4338.0: Tuesday, October 23, 2001 - 9:06 PM

Abstract #26752

Studying data quality in Bolivia: implications for health program management

Jamie Browder, MA, RN1, Mario Lagrava, MD, MPH2, and Shelley Nicholson, MPH2. (1) Management Sciences for Health/Bolivia, Casilla 10235, La Paz, Bolivia, 591-2-770807, development@msh.org, (2) Bolivia, Management Sciences for Health, 165 Allandale Rd, Boston, MA 02130

Quality data is essential for effective information-based decision making and planning. From 1998-2000 a baseline assessment to verify data quality was conducted at 81 Bolivian Ministry of Health (MOH) service delivery sites, predominantly in rural areas. After evaluating more than 40,000 client service contacts, results illustrated the need to improve data quality and helped guide a redesign of the management information system.

From local to national levels, data quality was poor for all variables, with 46% overall error, mostly over-reporting. The most significant problems were at the service delivery level, where errors in data recording, poorly designed information systems, and duplicative clinic records were contributing to the poor quality data reported to the MOH. Most importantly, these problems were resulting in poor planning and inadequate resource allocations at national and local levels.

Analyzing results by type of variable, type of health institution, and geographical area allowed teams to demonstrate the need to adjust register designs and tighten indicator definitions. Health posts, staffed by auxiliary nurses, produced the best quality information. Health centers and basic hospitals, staffed by inexperienced social service physicians and nurses, had more problems.

Study teams used results to tailor individualized, on-the-job training to meet the needs of institutions, as well as to create continuing education modules, currently being piloted. Through these improvements, clinic and MOH staff will have the opportunity to use better quality data to make informed decisions and plan resources appropriately. The quantitative methodology allows improvements to be tracked over time, greatly improving supervision techniques.

Learning Objectives: At the conclusion of the session, the participant (learner) in this session will be able to: a) Understand the importance of using quality data to solve problems and impact health programs in Bolivia. b) Learn advantages of using control techniques and applications to measure and verify data. c) Understand lessons learned from the Bolivian experience and make suggestions for replication in other settings.

Keywords: Information Systems, Data Collection
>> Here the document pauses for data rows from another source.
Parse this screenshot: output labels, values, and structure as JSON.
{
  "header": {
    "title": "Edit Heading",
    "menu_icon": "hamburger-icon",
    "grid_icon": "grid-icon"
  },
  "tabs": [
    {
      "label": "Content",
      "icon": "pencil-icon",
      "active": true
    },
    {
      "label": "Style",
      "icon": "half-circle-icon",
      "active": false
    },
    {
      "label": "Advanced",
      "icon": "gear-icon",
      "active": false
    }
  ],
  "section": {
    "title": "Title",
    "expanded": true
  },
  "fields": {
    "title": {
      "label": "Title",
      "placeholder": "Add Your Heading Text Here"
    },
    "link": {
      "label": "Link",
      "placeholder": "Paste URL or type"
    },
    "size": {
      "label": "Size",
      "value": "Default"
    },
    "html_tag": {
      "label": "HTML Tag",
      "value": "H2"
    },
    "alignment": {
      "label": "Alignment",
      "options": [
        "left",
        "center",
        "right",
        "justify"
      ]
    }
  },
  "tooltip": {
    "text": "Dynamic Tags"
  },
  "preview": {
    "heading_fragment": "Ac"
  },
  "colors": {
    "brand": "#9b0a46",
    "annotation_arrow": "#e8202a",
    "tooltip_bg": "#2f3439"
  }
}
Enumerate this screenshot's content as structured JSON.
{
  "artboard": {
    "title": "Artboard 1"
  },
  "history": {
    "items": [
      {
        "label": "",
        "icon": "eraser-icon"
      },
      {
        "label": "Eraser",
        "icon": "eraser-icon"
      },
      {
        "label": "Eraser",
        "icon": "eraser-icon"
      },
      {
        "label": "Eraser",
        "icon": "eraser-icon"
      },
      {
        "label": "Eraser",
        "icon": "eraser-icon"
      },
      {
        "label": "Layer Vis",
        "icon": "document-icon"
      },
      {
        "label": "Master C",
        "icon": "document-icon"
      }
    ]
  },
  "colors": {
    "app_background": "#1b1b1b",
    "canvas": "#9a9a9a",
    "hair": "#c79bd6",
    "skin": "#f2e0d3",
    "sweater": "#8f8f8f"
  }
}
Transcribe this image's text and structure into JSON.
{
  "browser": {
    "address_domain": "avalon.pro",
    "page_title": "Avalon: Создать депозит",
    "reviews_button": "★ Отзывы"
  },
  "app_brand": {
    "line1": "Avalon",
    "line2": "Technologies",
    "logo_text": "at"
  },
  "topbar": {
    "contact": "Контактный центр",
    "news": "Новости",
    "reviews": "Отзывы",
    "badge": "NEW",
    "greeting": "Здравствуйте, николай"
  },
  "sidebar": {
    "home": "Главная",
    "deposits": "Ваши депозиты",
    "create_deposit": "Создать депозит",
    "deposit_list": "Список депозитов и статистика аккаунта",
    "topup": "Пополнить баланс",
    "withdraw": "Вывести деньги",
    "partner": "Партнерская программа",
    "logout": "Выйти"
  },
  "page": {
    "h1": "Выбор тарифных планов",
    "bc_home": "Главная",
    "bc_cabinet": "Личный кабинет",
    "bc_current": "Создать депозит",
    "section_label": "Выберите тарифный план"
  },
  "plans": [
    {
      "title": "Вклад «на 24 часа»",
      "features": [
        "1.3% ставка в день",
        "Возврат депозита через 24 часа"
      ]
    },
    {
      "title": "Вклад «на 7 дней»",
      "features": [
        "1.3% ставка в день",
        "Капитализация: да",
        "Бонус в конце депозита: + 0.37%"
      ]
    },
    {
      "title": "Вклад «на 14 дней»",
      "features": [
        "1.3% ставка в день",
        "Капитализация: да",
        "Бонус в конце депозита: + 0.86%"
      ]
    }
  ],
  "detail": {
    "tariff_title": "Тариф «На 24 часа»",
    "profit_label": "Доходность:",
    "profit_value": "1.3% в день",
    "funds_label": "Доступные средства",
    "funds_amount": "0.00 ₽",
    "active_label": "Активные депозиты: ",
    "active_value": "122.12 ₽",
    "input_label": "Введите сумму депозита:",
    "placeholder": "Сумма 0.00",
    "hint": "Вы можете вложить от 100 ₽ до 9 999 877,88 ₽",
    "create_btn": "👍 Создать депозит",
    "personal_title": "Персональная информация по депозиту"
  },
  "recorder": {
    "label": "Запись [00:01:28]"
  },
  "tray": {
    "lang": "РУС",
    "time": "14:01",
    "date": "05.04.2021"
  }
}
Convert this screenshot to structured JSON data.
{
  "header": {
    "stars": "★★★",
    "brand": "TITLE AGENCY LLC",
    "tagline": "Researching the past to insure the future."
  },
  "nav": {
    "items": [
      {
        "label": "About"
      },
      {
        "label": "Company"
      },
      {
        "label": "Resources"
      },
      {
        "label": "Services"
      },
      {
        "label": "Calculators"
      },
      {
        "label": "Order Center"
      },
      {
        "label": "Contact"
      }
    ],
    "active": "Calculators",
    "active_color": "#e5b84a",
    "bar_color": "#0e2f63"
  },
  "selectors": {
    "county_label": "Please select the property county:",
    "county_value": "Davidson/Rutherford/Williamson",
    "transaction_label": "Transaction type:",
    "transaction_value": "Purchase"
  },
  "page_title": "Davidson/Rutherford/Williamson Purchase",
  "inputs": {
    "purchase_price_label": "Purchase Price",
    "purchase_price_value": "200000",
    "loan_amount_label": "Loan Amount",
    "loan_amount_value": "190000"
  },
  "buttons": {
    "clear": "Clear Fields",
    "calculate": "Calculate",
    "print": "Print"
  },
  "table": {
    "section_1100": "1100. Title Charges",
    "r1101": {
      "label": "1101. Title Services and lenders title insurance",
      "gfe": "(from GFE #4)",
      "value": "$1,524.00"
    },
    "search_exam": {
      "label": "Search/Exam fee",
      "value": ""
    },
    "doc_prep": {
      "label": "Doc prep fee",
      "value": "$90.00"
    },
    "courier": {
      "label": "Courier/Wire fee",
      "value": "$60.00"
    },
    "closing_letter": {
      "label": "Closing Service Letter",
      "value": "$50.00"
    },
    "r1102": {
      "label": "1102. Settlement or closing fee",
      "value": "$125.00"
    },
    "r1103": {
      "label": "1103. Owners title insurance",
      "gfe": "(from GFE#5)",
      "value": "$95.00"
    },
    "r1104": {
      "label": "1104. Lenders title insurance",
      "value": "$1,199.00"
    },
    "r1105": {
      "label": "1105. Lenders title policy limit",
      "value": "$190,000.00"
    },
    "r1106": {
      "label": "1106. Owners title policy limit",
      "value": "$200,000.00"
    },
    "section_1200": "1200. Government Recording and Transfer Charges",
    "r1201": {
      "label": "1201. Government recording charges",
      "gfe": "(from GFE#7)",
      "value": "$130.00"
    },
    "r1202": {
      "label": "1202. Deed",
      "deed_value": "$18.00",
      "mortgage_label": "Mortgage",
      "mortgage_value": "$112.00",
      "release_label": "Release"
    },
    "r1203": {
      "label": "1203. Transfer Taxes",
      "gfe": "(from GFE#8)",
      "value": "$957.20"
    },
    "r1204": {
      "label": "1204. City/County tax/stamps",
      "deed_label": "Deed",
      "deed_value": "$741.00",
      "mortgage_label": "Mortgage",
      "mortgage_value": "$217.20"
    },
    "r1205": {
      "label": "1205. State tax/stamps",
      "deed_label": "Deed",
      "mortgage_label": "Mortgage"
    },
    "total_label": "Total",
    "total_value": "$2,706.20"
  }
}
Presenting author's disclosure statement:
Organization/institution whose products or services will be discussed: Management Sciences for Health
I have a significant financial interest/arrangement or affiliation with any organization/institution whose products or services are being discussed in this session.
Relationship: employment

The 129th Annual Meeting of APHA